At this point, we were heading into terrain where I had never traveled, so I was depending on my trusty Moosalamoo Region map for guidance. Despite the fact that it was now quite soggy, it was still legible. The map indicated that a trail leading towards our desired destination should be found immediately across the road, but we quickly realized that it was passable, but far more overgrown than we had anticipated. It appeared to be more or less unused, since the previous editing of my trusted map! Rather than loose face with my more fleet-footed young friends, I realized that a right turn on the Ripton-Goshen road should lead us to another VAST snowmobile trail, which in turn should get us to Lake Dunmore. This time, my directions fortunately proved more accurate, and the desired trail appeared on cue after about a quarter mile. A left turn on this well-marked VAST trail wound through some of the least traveled sections of the route, and after a few miles concluding with a very steep, but short climb, joined up with the dirt road connecting Silver Lake with Goshen, part of the first Silver Lake route described on this blog last summer.
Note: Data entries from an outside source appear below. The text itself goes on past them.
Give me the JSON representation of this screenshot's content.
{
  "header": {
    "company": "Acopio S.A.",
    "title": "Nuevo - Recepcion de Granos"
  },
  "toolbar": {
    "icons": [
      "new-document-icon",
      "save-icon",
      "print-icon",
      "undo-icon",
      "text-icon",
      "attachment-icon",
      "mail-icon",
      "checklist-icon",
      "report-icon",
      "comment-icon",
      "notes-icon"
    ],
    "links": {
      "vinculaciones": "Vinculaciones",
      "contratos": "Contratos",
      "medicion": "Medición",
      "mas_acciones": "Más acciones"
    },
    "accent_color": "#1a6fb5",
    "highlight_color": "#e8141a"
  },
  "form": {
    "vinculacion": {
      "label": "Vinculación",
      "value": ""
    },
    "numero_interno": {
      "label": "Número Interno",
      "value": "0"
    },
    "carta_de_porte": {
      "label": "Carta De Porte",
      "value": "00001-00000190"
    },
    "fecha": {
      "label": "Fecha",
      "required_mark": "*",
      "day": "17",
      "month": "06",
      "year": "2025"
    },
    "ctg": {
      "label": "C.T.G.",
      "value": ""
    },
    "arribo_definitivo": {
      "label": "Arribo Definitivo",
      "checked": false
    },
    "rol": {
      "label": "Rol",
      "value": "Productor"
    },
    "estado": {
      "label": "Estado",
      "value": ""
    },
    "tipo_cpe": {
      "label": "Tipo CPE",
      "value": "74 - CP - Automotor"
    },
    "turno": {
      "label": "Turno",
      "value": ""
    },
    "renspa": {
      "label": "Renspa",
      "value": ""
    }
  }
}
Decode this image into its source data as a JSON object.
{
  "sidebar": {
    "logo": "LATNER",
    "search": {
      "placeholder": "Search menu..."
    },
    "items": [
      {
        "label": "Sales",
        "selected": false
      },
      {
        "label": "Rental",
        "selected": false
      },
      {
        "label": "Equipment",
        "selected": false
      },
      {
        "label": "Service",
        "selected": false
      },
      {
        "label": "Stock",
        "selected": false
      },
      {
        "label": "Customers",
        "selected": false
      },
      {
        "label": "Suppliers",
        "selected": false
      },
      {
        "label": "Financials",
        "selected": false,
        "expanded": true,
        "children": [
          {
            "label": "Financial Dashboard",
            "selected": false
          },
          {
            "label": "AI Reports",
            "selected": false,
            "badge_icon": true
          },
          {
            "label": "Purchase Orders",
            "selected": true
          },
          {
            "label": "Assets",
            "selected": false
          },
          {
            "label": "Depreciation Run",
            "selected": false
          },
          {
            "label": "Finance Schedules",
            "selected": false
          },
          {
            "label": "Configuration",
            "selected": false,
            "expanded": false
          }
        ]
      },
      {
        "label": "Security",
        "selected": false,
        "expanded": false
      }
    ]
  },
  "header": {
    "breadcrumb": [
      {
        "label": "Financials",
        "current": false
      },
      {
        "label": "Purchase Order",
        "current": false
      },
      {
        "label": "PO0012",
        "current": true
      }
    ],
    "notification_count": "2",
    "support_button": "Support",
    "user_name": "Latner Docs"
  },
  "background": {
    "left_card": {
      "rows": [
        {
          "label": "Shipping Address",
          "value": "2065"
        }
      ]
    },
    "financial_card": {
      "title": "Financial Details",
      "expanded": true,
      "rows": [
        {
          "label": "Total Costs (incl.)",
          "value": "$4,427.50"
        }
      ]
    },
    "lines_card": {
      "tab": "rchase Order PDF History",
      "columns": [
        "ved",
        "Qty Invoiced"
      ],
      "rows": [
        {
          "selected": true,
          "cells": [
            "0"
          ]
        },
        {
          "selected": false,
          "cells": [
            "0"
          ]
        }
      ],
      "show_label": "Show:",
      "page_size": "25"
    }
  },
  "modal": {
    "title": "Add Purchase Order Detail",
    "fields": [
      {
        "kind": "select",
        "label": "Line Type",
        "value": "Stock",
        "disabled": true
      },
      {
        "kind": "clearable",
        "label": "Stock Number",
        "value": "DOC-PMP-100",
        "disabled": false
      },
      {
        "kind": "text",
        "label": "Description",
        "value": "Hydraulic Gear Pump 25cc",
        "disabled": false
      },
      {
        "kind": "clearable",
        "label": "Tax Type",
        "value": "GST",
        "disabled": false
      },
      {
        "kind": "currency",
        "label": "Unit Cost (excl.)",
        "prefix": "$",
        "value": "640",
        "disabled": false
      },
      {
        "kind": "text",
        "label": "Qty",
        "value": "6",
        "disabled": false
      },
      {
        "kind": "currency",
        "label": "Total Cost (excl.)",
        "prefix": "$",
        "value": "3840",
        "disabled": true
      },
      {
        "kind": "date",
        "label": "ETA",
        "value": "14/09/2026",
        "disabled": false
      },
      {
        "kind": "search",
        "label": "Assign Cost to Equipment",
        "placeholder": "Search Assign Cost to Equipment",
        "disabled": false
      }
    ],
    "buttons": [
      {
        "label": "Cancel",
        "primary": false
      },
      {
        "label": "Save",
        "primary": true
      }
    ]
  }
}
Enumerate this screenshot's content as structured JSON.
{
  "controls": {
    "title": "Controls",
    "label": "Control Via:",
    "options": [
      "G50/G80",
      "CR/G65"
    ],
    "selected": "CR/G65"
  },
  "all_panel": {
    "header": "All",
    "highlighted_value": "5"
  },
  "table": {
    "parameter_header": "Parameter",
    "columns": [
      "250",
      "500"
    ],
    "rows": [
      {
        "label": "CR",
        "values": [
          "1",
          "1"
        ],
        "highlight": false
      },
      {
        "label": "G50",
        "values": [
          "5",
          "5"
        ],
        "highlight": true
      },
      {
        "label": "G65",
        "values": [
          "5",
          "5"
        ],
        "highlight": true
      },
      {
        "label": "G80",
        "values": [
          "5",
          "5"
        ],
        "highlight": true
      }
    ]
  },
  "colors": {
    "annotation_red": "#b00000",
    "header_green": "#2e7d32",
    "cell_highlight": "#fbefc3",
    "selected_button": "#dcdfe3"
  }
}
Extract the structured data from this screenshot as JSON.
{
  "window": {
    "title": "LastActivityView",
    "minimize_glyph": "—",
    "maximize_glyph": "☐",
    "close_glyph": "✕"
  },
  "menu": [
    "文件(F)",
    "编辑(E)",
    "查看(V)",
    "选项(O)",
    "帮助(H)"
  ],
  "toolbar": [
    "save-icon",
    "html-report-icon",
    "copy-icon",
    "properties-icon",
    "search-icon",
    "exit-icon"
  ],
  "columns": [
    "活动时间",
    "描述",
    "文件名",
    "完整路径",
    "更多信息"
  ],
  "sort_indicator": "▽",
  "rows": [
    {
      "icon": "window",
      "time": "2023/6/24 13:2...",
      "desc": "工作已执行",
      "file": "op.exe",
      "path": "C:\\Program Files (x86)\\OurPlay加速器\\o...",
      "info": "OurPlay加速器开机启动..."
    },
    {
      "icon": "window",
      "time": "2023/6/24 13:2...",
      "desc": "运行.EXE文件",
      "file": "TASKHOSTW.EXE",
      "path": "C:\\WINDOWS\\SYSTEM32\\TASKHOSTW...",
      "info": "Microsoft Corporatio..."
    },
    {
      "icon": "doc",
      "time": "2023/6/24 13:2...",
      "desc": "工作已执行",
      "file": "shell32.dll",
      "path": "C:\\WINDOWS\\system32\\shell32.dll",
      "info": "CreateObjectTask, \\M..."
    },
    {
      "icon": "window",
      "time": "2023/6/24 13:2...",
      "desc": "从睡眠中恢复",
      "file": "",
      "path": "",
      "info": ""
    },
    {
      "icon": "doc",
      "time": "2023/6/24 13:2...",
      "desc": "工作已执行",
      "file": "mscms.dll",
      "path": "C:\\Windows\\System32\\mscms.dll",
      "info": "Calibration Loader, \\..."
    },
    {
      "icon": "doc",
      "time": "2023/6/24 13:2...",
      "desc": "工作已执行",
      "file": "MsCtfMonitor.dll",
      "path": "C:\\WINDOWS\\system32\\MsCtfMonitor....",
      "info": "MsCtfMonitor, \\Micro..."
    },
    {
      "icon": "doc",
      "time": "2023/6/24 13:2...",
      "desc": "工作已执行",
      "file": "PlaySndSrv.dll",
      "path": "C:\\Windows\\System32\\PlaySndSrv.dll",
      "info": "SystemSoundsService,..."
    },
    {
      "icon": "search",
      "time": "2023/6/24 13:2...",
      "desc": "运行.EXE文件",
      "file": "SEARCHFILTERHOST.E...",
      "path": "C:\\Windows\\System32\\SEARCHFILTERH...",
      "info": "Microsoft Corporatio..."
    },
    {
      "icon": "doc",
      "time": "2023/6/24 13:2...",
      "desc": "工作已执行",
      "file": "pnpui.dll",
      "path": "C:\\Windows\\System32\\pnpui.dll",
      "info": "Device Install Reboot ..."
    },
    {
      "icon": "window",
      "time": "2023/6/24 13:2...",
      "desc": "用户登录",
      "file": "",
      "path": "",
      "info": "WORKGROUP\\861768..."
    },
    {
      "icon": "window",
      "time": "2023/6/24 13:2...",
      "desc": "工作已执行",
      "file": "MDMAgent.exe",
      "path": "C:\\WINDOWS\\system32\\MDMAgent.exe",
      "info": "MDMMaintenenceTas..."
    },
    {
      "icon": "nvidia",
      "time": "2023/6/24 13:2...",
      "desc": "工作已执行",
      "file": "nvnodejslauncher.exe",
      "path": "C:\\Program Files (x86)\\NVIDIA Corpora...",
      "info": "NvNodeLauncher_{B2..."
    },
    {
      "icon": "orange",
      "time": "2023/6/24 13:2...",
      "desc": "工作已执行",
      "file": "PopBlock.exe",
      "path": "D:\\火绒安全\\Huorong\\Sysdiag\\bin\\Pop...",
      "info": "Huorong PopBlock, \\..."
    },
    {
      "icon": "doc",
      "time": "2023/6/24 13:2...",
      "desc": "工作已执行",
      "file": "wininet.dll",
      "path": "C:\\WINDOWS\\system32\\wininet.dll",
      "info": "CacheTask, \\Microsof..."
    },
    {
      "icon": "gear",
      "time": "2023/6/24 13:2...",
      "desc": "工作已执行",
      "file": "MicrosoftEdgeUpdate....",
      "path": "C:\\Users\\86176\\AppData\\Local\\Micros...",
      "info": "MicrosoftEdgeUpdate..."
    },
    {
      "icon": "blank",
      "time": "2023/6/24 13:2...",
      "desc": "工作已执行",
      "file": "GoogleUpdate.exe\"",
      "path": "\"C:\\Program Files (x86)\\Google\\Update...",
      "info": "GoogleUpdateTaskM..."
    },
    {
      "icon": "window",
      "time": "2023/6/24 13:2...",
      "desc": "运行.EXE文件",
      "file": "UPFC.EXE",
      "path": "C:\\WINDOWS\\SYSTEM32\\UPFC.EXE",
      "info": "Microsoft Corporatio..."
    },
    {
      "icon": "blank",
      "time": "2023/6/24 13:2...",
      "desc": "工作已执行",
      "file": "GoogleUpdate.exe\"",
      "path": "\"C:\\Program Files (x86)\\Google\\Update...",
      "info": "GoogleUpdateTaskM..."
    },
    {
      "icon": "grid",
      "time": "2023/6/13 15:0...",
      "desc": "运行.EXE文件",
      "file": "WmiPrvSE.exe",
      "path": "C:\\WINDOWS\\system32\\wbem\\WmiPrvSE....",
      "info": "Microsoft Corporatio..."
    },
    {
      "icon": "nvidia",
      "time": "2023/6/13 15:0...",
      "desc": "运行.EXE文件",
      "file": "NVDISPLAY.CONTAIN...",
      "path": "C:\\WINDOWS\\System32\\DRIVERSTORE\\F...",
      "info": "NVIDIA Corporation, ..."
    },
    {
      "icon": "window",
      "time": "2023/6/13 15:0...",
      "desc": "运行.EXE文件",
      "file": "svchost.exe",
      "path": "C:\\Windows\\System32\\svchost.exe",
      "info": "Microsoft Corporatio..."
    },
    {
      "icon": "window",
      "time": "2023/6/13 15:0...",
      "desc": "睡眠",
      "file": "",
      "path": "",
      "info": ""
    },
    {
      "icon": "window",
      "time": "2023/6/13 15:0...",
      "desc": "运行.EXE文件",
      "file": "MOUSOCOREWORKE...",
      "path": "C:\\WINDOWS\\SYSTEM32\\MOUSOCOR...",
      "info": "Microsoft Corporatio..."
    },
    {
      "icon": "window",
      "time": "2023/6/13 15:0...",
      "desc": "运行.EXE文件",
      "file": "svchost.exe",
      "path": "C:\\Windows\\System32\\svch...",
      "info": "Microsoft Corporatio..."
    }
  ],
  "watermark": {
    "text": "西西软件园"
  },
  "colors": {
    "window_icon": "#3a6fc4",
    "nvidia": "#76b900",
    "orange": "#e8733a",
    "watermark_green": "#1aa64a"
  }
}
While all of us were starting to tire a little at this point, the sun broke through for what promised to be a brilliant sunset, so rather than merely descend on this dirt road to our waiting car, we threw in one last short climb, taking a left turn until we reached to Goshen parking lot for Silver Lake, where we finally began the final descent. The trail down to the Leicester Hollow trail was a little bit slippery from the rain, but taking it easy made for a safe trip. A right turn on the Leicester Hollow trail, followed by a short stretch along the shores of Silver Lake and a final descent down to the Falls of Lana parking lot could have finished a great run. As we ran alongside the Sucker Brook once again, we noticed the setting sun shining through the trees over the top of the Falls lookout, so we had to stop and enjoy the view.
After soaking up the early evening sun, we finally completed the run. This ended up being one of the longest runs to date on this blog, measuring in at slightly more than 11 miles, with about a thousand feet of climbing, offset by an even greater amount of descent. Needless to say, I am eyeing my map (a new copy, after all, it is free!) for other good point-to-point runs to report on later this summer. The Google Earth/GPS track of this run really shows off the breadth of terrain covered, from the Snow Bowl in the Northeast corner, past several major bodies of water, to its conclusion near the shores of Lake Dunmore.
Jeff Byers is a professor of chemistry and biochemistry at Middlebury College. He also writes the Middlebury Trailrunner blog. We'll be periodically highlighting posts from his blog, but for more recommendations for trailrunning and cross country skiing in the county, head to his Web site.
This entry was originally posted on July 7, 2010.